We'll be having huge releases such as The Secret World and Guild Wars, other big releases such as Tera. We'll see where this year takes us but it'll definitely be better then last year.

Posted: Jan 2nd 2012 4:45PM Sorithal said

  • 2 hearts
  • Report
@J45neoboy

RIFT won't be going F2P anytime soon if at all according to Scott Hartsman back in November. It's doing fine as-is and is only growing stronger as time goes on, so it going f2p would potentially hurt it more than help it.

(http://www.eurogamer.net/articles/2011-11-16-trions-scott-hartsman-on-rift-subscribers-free-to-play-and-money)
Reply

Posted: Jan 2nd 2012 5:39PM J45neoboy said

  • 2 hearts
  • Report
@Sorithal

Just a prediction and I'm truly hoping that it stays P2P. If P2P dies out, I'm leaving the MMO genre forever.
Reply

Posted: Jan 2nd 2012 3:40PM Sente said

  • 2 hearts
  • Report
Next year will always be better than last year - it is inevitable. Comparing two past years on the other hand, might provide a different result :)

Posted: Jan 2nd 2012 4:41PM (Unverified) said

  • 2 hearts
  • Report
I'm hoping that this year might usher in the idea that maybe $14.99 per month isn't a gold-standard number. WoW's continued existense--hell, EQ and Runescape's continued existense--prove that aesthetics and polish are more important than graphics a lot of the time, and games can be made on that scale with a much lower monthly subscription cost than the fifteen that new AAA titles have been stuck at.

I know there are a few examples of difference here and there, but if a decent new game could just go a more wallet-friendly route, there might be less P2P doomsaying. GW2 doing GW1's box sales and xpac box sales to support the game (and maybe an aesthetic-items-only cash shop) is certainly my favorite method so far. Considering $15 a month will be a residual number in many players' minds, people might even consider paying for more than one sub-based game a month if they could still hold to that same monthly cost.

So I'm voting 2012 pretty much on that hope alone. I would drop my on-again-off-again WoW account in a heartbeat if SWTOR or Rift suddenly lowered it's monthly fee.

Posted: Jan 2nd 2012 5:20PM (Unverified) said

  • 2 hearts
  • Report
I'm quietly confident that 2012 will be the first year in a loooong time that the biggest releases will not be "this year's rehashes of the EverQuest race/class/level/trinity model".

Posted: Jan 2nd 2012 7:05PM (Unverified) said

  • 2 hearts
  • Report
I think you'd be hard pressed to see the previous year win at any point in this kind of poll. Once it's set in the past or present, reality sets in along with pessimism and supporting evidence for that pessimism. Come 2013 (yes, imagine the world won't end, crazy talk I know :P) we'll look back and say it'll be so much better than 2012.

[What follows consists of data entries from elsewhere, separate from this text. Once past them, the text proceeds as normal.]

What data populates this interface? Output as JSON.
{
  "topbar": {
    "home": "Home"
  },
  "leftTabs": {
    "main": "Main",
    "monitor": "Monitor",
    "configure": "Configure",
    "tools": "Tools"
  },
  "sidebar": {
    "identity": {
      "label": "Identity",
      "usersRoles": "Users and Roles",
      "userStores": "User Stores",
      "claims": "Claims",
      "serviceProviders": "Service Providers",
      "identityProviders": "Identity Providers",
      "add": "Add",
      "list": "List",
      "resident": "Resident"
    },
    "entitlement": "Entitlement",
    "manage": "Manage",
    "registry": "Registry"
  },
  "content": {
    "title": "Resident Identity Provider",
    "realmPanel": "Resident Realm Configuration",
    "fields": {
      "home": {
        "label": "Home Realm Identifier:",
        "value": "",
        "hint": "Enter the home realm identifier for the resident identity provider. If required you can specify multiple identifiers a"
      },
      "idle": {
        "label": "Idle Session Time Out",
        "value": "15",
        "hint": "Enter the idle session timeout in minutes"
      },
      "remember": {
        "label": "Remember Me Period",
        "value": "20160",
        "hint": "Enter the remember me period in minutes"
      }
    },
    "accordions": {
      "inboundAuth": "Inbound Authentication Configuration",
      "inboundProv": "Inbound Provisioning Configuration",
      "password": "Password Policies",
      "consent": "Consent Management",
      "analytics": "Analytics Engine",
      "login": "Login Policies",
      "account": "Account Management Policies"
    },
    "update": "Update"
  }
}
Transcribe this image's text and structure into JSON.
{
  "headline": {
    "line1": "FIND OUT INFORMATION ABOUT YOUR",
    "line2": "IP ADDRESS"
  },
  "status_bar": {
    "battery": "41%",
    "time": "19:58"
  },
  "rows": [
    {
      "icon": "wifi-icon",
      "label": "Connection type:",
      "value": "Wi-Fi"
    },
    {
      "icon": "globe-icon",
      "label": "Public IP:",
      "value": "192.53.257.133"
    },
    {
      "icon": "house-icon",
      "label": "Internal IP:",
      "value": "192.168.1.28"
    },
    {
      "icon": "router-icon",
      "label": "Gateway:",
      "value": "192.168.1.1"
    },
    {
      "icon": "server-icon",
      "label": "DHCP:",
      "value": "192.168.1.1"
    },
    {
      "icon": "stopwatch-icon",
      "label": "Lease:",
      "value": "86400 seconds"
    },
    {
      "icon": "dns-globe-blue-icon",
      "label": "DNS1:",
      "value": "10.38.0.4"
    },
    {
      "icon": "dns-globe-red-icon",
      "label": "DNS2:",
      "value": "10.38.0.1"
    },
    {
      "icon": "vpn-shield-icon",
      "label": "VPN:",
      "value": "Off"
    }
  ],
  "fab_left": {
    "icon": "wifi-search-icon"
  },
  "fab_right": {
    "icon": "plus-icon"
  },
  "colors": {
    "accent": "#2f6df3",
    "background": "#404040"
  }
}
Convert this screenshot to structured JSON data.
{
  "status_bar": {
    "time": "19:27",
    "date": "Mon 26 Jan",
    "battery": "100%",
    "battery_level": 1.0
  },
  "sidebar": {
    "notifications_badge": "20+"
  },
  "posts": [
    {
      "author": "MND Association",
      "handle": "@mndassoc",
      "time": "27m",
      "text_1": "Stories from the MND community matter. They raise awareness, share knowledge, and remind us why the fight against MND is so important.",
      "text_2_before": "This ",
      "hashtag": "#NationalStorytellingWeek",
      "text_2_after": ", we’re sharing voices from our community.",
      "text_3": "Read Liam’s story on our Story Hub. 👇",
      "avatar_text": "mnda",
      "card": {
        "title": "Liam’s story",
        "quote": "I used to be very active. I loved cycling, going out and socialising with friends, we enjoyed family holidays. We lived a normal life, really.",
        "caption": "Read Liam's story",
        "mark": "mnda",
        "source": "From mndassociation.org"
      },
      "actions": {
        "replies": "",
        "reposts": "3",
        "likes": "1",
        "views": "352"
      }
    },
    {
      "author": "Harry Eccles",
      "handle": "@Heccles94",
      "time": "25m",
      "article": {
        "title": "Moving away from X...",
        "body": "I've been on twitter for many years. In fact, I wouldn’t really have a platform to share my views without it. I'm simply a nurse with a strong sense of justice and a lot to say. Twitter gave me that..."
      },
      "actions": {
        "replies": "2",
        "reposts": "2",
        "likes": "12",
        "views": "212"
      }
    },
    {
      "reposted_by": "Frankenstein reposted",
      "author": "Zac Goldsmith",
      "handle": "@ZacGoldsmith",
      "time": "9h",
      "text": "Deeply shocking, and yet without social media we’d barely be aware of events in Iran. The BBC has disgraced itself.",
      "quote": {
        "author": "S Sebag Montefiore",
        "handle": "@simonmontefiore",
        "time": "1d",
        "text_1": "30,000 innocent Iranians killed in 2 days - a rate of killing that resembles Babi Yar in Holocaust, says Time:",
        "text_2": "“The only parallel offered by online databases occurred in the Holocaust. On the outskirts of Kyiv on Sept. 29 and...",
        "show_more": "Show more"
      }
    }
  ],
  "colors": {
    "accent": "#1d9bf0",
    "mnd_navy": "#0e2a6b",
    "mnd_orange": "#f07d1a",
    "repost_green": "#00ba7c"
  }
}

2011 was a great year in my opinion. It may not have had the MMO boundaries being pushed but the market seemed solid enough. New pricing systems are being introduced and refined, mostly in terms of F2P models. You know things are going well enough if a game as costly as SWTOR can launch and likely turn a profit. (Bit of a prediction there; not a hard one to make of course.)

That said, I still voted for 2012 with Guild Wars 2 primarily in mind. The Secret World and Tera register too, though they're more along the line of "Please don't let these flop!". I also want to hear more information on ArcheAge and Wildstar.

And don't forget changes for existing games. I'm interested to see how WoW fares with Mists of Pandaria and if Rift will have any expansion announcements plus new features. I'll keep my eye on FFXIV for curiosity's sake. Of course SWTOR is ever present and staying strong in our minds at the start of the year. I doubt we'll see any official subscription numbers as the months go on, but at least we can get a feel for how things are going from the community.

Featured Stories

Make My MMO: December 14 - 20, 2014

Posted on Dec 20th 2014 7:00PM

Engadget

Engadget

Joystiq

Joystiq

WoW Insider

WoW

TUAW

TUAW